┏━━

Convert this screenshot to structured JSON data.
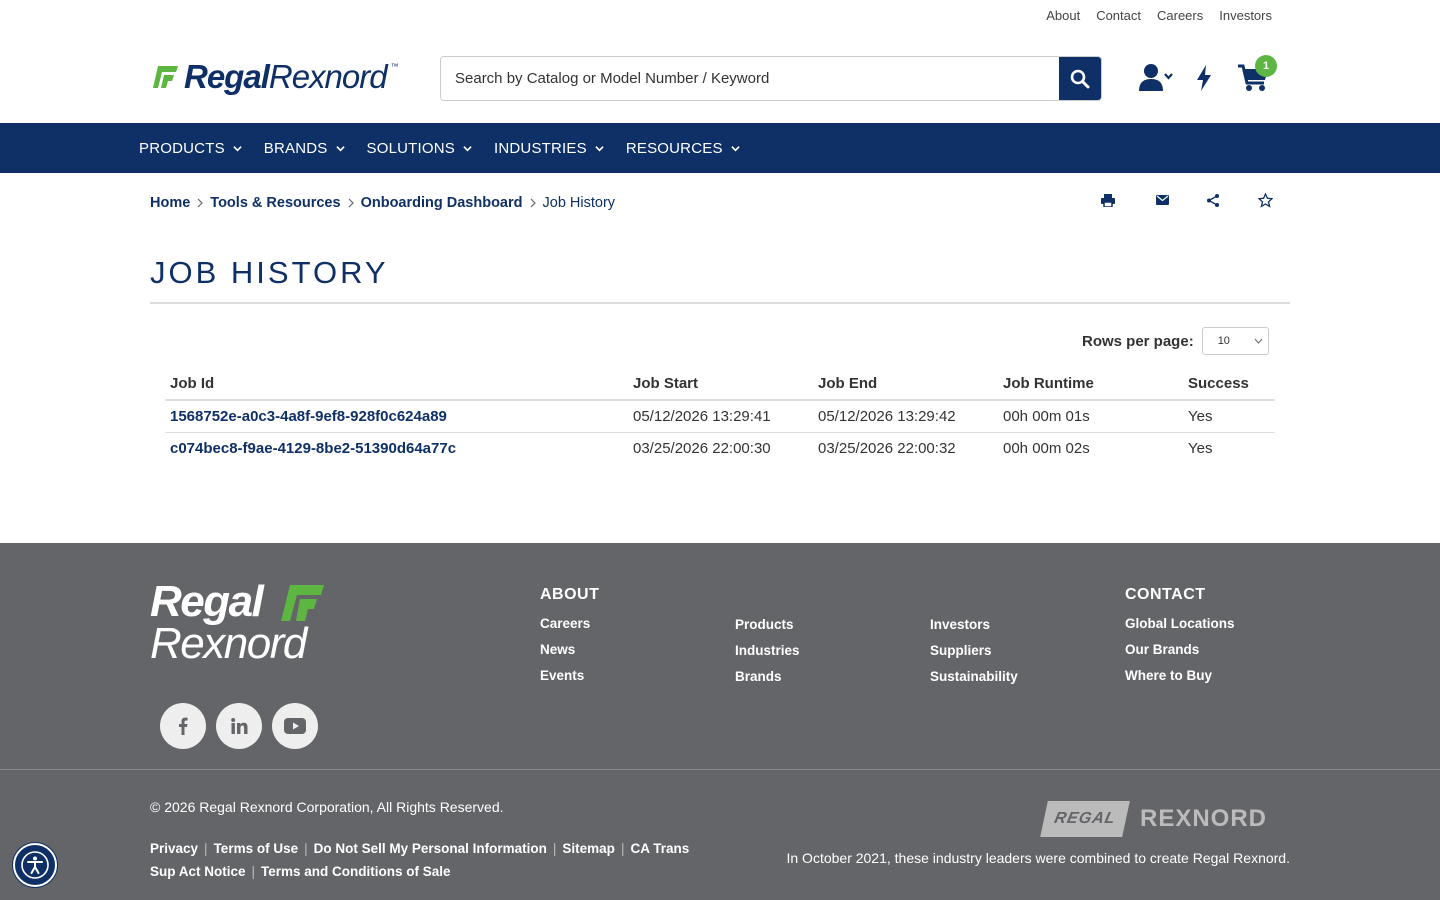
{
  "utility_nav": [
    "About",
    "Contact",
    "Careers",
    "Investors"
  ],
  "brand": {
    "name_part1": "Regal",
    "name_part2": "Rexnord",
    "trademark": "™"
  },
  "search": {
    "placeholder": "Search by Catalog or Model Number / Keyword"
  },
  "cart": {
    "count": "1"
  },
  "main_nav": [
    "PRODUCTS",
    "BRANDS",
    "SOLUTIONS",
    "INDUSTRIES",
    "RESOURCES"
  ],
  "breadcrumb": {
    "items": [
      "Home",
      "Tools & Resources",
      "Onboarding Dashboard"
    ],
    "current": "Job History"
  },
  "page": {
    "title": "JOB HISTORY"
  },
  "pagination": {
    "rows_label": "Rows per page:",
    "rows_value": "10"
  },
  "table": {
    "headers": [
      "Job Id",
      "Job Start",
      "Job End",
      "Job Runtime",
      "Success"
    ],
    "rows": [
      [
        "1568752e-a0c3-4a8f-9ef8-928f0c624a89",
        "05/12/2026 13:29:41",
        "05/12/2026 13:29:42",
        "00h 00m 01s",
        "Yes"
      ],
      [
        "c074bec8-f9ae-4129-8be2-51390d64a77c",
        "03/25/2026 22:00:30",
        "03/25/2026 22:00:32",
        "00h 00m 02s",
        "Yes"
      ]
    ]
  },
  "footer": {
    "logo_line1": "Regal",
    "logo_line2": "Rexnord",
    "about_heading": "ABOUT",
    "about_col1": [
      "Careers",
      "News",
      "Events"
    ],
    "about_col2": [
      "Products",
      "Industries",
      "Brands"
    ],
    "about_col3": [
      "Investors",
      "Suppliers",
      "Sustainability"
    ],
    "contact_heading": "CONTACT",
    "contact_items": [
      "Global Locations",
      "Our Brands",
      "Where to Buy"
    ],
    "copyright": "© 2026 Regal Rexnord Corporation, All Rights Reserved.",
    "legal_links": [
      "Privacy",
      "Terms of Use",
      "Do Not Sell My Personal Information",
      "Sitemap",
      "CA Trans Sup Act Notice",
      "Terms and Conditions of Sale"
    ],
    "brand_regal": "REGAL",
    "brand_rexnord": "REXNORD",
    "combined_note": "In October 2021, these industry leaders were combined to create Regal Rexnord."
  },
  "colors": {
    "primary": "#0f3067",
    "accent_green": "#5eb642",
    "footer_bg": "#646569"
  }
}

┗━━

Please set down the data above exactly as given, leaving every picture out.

Convert this screenshot to structured JSON data.
{
  "utility_nav": [
    "About",
    "Contact",
    "Careers",
    "Investors"
  ],
  "brand": {
    "name_part1": "Regal",
    "name_part2": "Rexnord",
    "trademark": "™"
  },
  "search": {
    "placeholder": "Search by Catalog or Model Number / Keyword"
  },
  "cart": {
    "count": "1"
  },
  "main_nav": [
    "PRODUCTS",
    "BRANDS",
    "SOLUTIONS",
    "INDUSTRIES",
    "RESOURCES"
  ],
  "breadcrumb": {
    "items": [
      "Home",
      "Tools & Resources",
      "Onboarding Dashboard"
    ],
    "current": "Job History"
  },
  "page": {
    "title": "JOB HISTORY"
  },
  "pagination": {
    "rows_label": "Rows per page:",
    "rows_value": "10"
  },
  "table": {
    "headers": [
      "Job Id",
      "Job Start",
      "Job End",
      "Job Runtime",
      "Success"
    ],
    "rows": [
      [
        "1568752e-a0c3-4a8f-9ef8-928f0c624a89",
        "05/12/2026 13:29:41",
        "05/12/2026 13:29:42",
        "00h 00m 01s",
        "Yes"
      ],
      [
        "c074bec8-f9ae-4129-8be2-51390d64a77c",
        "03/25/2026 22:00:30",
        "03/25/2026 22:00:32",
        "00h 00m 02s",
        "Yes"
      ]
    ]
  },
  "footer": {
    "logo_line1": "Regal",
    "logo_line2": "Rexnord",
    "about_heading": "ABOUT",
    "about_col1": [
      "Careers",
      "News",
      "Events"
    ],
    "about_col2": [
      "Products",
      "Industries",
      "Brands"
    ],
    "about_col3": [
      "Investors",
      "Suppliers",
      "Sustainability"
    ],
    "contact_heading": "CONTACT",
    "contact_items": [
      "Global Locations",
      "Our Brands",
      "Where to Buy"
    ],
    "copyright": "© 2026 Regal Rexnord Corporation, All Rights Reserved.",
    "legal_links": [
      "Privacy",
      "Terms of Use",
      "Do Not Sell My Personal Information",
      "Sitemap",
      "CA Trans Sup Act Notice",
      "Terms and Conditions of Sale"
    ],
    "brand_regal": "REGAL",
    "brand_rexnord": "REXNORD",
    "combined_note": "In October 2021, these industry leaders were combined to create Regal Rexnord."
  },
  "colors": {
    "primary": "#0f3067",
    "accent_green": "#5eb642",
    "footer_bg": "#646569"
  }
}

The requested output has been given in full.